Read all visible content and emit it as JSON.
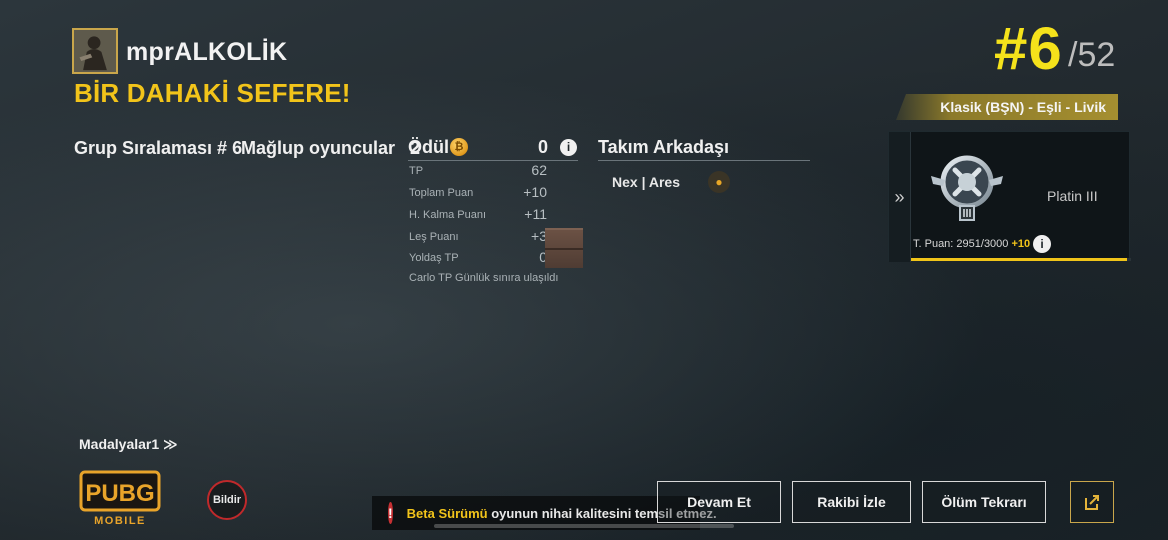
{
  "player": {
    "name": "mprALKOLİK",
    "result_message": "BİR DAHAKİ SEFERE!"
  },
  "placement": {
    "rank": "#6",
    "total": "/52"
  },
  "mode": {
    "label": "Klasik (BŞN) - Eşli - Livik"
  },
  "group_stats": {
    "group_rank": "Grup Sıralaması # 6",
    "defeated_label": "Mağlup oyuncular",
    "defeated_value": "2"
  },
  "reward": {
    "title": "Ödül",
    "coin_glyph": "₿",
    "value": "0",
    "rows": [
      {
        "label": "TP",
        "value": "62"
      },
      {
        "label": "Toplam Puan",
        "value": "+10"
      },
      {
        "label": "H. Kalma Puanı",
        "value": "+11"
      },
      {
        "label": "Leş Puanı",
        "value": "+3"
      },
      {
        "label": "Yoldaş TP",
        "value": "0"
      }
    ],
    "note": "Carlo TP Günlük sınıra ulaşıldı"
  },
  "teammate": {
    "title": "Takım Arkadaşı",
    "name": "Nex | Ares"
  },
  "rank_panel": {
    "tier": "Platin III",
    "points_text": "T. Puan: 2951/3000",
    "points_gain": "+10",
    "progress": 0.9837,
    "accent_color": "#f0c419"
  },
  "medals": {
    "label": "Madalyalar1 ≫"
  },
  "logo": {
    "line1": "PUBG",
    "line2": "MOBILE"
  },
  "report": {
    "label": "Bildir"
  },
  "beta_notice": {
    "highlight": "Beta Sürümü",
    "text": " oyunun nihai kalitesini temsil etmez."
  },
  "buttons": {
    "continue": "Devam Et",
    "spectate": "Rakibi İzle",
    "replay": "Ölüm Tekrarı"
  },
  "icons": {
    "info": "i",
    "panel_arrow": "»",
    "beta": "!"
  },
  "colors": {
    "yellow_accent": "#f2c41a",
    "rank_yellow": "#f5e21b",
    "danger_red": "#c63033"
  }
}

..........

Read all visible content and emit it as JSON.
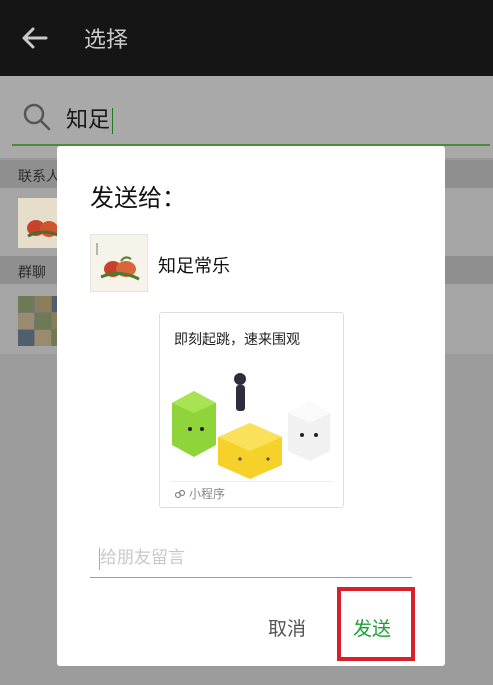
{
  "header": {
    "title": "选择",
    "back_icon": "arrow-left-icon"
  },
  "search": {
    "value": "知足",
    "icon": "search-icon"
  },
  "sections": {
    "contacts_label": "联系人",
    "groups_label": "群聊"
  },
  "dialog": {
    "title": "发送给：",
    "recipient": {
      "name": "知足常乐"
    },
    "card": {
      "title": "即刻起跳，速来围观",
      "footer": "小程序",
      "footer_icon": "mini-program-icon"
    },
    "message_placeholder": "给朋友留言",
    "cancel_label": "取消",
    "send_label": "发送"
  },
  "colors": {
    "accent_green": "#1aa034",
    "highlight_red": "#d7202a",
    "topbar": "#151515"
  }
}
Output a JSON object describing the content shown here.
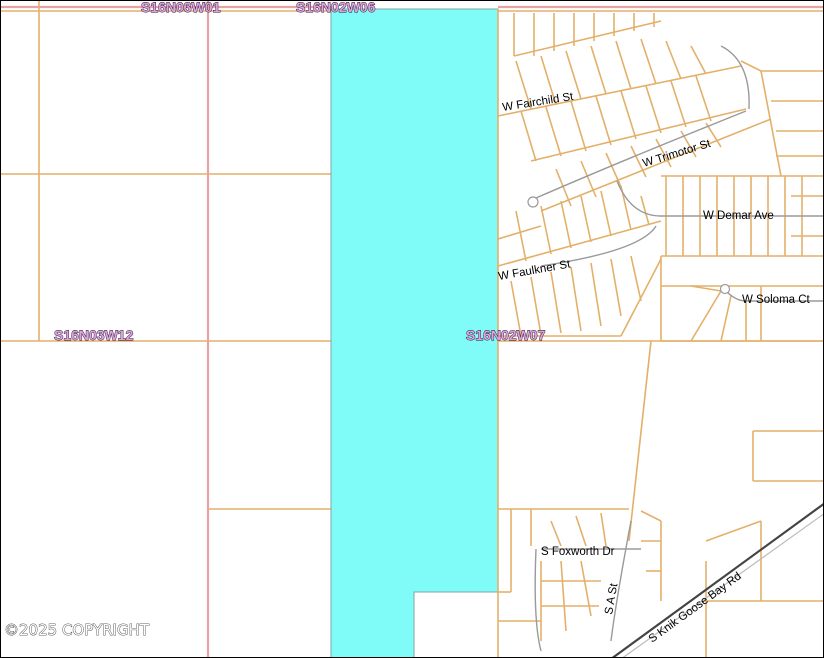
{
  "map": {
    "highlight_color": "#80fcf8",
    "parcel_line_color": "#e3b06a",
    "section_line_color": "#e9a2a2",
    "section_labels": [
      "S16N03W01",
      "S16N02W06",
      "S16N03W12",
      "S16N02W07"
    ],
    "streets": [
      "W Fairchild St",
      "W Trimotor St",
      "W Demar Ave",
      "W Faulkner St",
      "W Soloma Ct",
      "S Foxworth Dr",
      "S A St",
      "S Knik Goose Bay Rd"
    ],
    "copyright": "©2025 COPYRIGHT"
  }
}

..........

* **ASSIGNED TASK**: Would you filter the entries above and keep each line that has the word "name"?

* **ANSWER TO THE EXERCISE**:
    "name": "mprALKOLİK",
    "name": "Nex | Ares"
      "name": "知足常乐"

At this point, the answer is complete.